Slightly puffed sleeves, a low-cut neckline, and empire styling under the bust all evoke Regency-era fashion. Like many of Jane Austen’s characters, this little sweater has a sweet girlishness but also a hint of sophistication and elegance. The lace rib of the bodice is reflected in the detailing of the raglan sleeve shaping and easy ruffles adorn the edges.
It’s worked in Rowan Cashsoft DK, which is lovely both to look at and use. I really want to make one for me, if I ever have the time. Much like the cobbler’s children, I’m quickly finding that the designer never has cute new sweaters for herself. [Note to publishers: This is totally a problem I’m okay having.]
Thing the third: I tried on the sweater I’ve been working madly on (for self publishing! Finally a sweater for ME!) the past couple of weeks to check the armhole shaping…and discovered the chest measurement was way, way off. Let’s talk about this a minute, because I really have no one but myself to blame here. I mean, clearly my swatch is a filthy, filthy liar, but I know better by now than to ever fully trust a swatch.
I had a feeling while I was working the ribbing that it was going to be a bit wide, but I decided to ignore it/hope for the best/pretend it was all going to be fine once I was working in stockinette. THEN, I somehow never got around to actually measuring the width of the sweater (I’m blaming this on the fact that I was, at that point, determined that it would be my Rhinebeck sweater, which clearly didn’t happen anyhow — god, can you imagine how pissed I’d’ve been if I actually had managed to finish the thing for the show only to find it didn’t fit?). So I really could have saved myself a lot of heart/finger ache here, if I’d only a) trusted my instincts and/or b) actually taken a moment to check that I was on track. Sigh. At least it’ll be faster to knit it back up once I lose the extra stitches, right?

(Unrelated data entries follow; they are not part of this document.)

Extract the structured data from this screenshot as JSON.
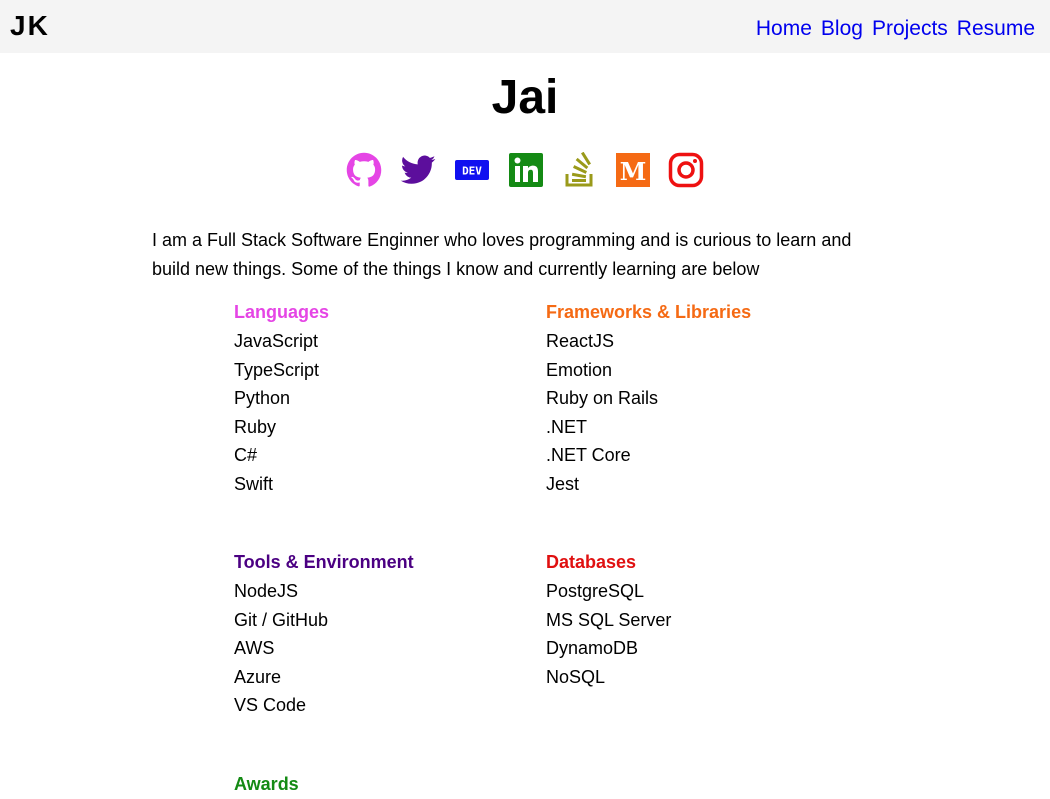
{
  "header": {
    "logo": "JK",
    "nav": [
      {
        "label": "Home"
      },
      {
        "label": "Blog"
      },
      {
        "label": "Projects"
      },
      {
        "label": "Resume"
      }
    ],
    "link_color": "#0000ee",
    "background": "#f4f4f4"
  },
  "profile": {
    "name": "Jai",
    "socials": [
      {
        "icon": "github-icon",
        "color": "#e545e5"
      },
      {
        "icon": "twitter-icon",
        "color": "#5c0e9c"
      },
      {
        "icon": "dev-icon",
        "color": "#1010f0",
        "text": "DEV"
      },
      {
        "icon": "linkedin-icon",
        "color": "#148a14"
      },
      {
        "icon": "stackoverflow-icon",
        "color": "#9a9a1a"
      },
      {
        "icon": "medium-icon",
        "color": "#f56a14",
        "text": "M"
      },
      {
        "icon": "instagram-icon",
        "color": "#ee1111"
      }
    ],
    "intro": "I am a Full Stack Software Enginner who loves programming and is curious to learn and build new things. Some of the things I know and currently learning are below"
  },
  "skills": {
    "languages": {
      "title": "Languages",
      "color": "#e545e5",
      "items": [
        "JavaScript",
        "TypeScript",
        "Python",
        "Ruby",
        "C#",
        "Swift"
      ]
    },
    "frameworks": {
      "title": "Frameworks & Libraries",
      "color": "#f56a14",
      "items": [
        "ReactJS",
        "Emotion",
        "Ruby on Rails",
        ".NET",
        ".NET Core",
        "Jest"
      ]
    },
    "tools": {
      "title": "Tools & Environment",
      "color": "#4b0082",
      "items": [
        "NodeJS",
        "Git / GitHub",
        "AWS",
        "Azure",
        "VS Code"
      ]
    },
    "databases": {
      "title": "Databases",
      "color": "#e01010",
      "items": [
        "PostgreSQL",
        "MS SQL Server",
        "DynamoDB",
        "NoSQL"
      ]
    },
    "awards": {
      "title": "Awards",
      "color": "#148a14"
    }
  }
}
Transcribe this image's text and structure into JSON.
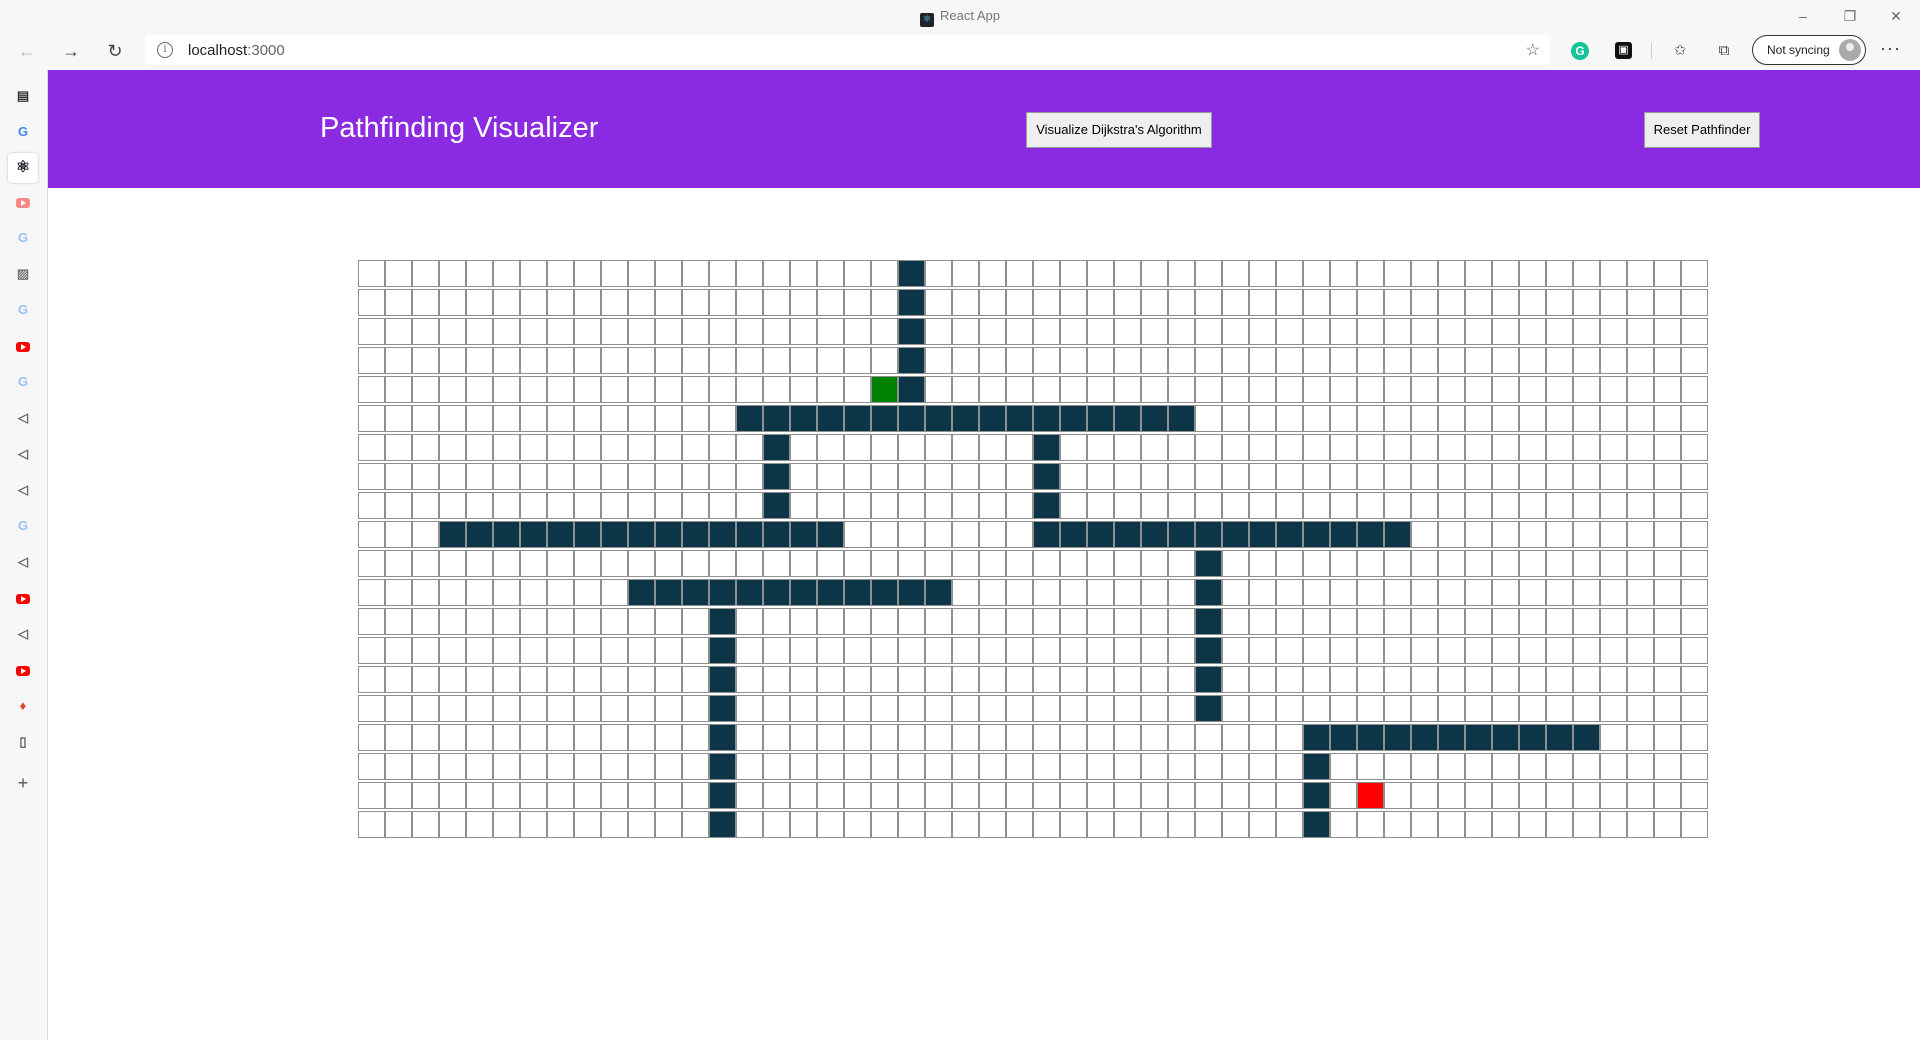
{
  "window": {
    "title": "React App",
    "minimize": "–",
    "maximize": "❐",
    "close": "✕"
  },
  "browser": {
    "url_host": "localhost",
    "url_port": ":3000",
    "sync_label": "Not syncing",
    "more_label": "···"
  },
  "header": {
    "title": "Pathfinding Visualizer",
    "visualize_button": "Visualize Dijkstra's Algorithm",
    "reset_button": "Reset Pathfinder"
  },
  "sidebar": {
    "icons": [
      "tab-actions-icon",
      "google-icon",
      "react-icon",
      "youtube-icon",
      "google-icon",
      "image-icon",
      "google-icon",
      "youtube-icon",
      "google-icon",
      "send-icon",
      "send-icon",
      "send-icon",
      "google-icon",
      "send-icon",
      "youtube-icon",
      "send-icon",
      "youtube-icon",
      "gitlab-icon",
      "file-icon",
      "add-icon"
    ]
  },
  "grid": {
    "rows": 20,
    "cols": 50,
    "start": [
      4,
      19
    ],
    "finish": [
      18,
      37
    ],
    "walls": [
      [
        0,
        20
      ],
      [
        1,
        20
      ],
      [
        2,
        20
      ],
      [
        3,
        20
      ],
      [
        4,
        20
      ],
      [
        5,
        14
      ],
      [
        5,
        15
      ],
      [
        5,
        16
      ],
      [
        5,
        17
      ],
      [
        5,
        18
      ],
      [
        5,
        19
      ],
      [
        5,
        20
      ],
      [
        5,
        21
      ],
      [
        5,
        22
      ],
      [
        5,
        23
      ],
      [
        5,
        24
      ],
      [
        5,
        25
      ],
      [
        5,
        26
      ],
      [
        5,
        27
      ],
      [
        5,
        28
      ],
      [
        5,
        29
      ],
      [
        5,
        30
      ],
      [
        6,
        15
      ],
      [
        7,
        15
      ],
      [
        8,
        15
      ],
      [
        6,
        25
      ],
      [
        7,
        25
      ],
      [
        8,
        25
      ],
      [
        9,
        3
      ],
      [
        9,
        4
      ],
      [
        9,
        5
      ],
      [
        9,
        6
      ],
      [
        9,
        7
      ],
      [
        9,
        8
      ],
      [
        9,
        9
      ],
      [
        9,
        10
      ],
      [
        9,
        11
      ],
      [
        9,
        12
      ],
      [
        9,
        13
      ],
      [
        9,
        14
      ],
      [
        9,
        15
      ],
      [
        9,
        16
      ],
      [
        9,
        17
      ],
      [
        9,
        25
      ],
      [
        9,
        26
      ],
      [
        9,
        27
      ],
      [
        9,
        28
      ],
      [
        9,
        29
      ],
      [
        9,
        30
      ],
      [
        9,
        31
      ],
      [
        9,
        32
      ],
      [
        9,
        33
      ],
      [
        9,
        34
      ],
      [
        9,
        35
      ],
      [
        9,
        36
      ],
      [
        9,
        37
      ],
      [
        9,
        38
      ],
      [
        10,
        31
      ],
      [
        11,
        31
      ],
      [
        12,
        31
      ],
      [
        13,
        31
      ],
      [
        14,
        31
      ],
      [
        15,
        31
      ],
      [
        11,
        10
      ],
      [
        11,
        11
      ],
      [
        11,
        12
      ],
      [
        11,
        13
      ],
      [
        11,
        14
      ],
      [
        11,
        15
      ],
      [
        11,
        16
      ],
      [
        11,
        17
      ],
      [
        11,
        18
      ],
      [
        11,
        19
      ],
      [
        11,
        20
      ],
      [
        11,
        21
      ],
      [
        12,
        13
      ],
      [
        13,
        13
      ],
      [
        14,
        13
      ],
      [
        15,
        13
      ],
      [
        16,
        13
      ],
      [
        17,
        13
      ],
      [
        18,
        13
      ],
      [
        19,
        13
      ],
      [
        16,
        35
      ],
      [
        16,
        36
      ],
      [
        16,
        37
      ],
      [
        16,
        38
      ],
      [
        16,
        39
      ],
      [
        16,
        40
      ],
      [
        16,
        41
      ],
      [
        16,
        42
      ],
      [
        16,
        43
      ],
      [
        16,
        44
      ],
      [
        16,
        45
      ],
      [
        17,
        35
      ],
      [
        18,
        35
      ],
      [
        19,
        35
      ]
    ]
  }
}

I’m going to put this one aside for awhile to focus on a couple of submissions and a super cute hat that should, in theory, be ready for release next week, but then I’m going to jump right back to it as, fit issues not withstanding, I think it’s going to be fabulous when it’s done properly.
August 13, 2012 § Leave a comment
Star light, star bright
First star I see tonight
Wish I may, wish I might
Have the wish I wish tonight
The enormity and magnificence of space has always struck me right to the core of my being. From the time I was a little girl, I remember looking up at the night sky with a tremendous sense of wonder and awe. Back then, the space program was in full swing, and Sally Ride was an astronaut, and it didn’t seem completely impossible that maybe someday I could fly among the stars. Then I grew up, and dreamed different dreams, and wished different wishes, and settled into my life on Earth…but I still get a tingle when I look up into the night sky.
My favorite of all the constellations is Cassiopeia…the beautiful but vain Aethiopian queen who incurred the wrath of Poseidon and was punished by being tied to her throne for eternity, placed in the heavens in such a position that for half the year she is sitting upside down. This shawlette is based on the shape of her constellation, an asymmetrical “W”. The garter lace of the main body forms tiny star shapes between the eyelets, and the lace border on the bottom edge evokes the shooting stars that are traditionally wished upon even after the first star of the night has passed.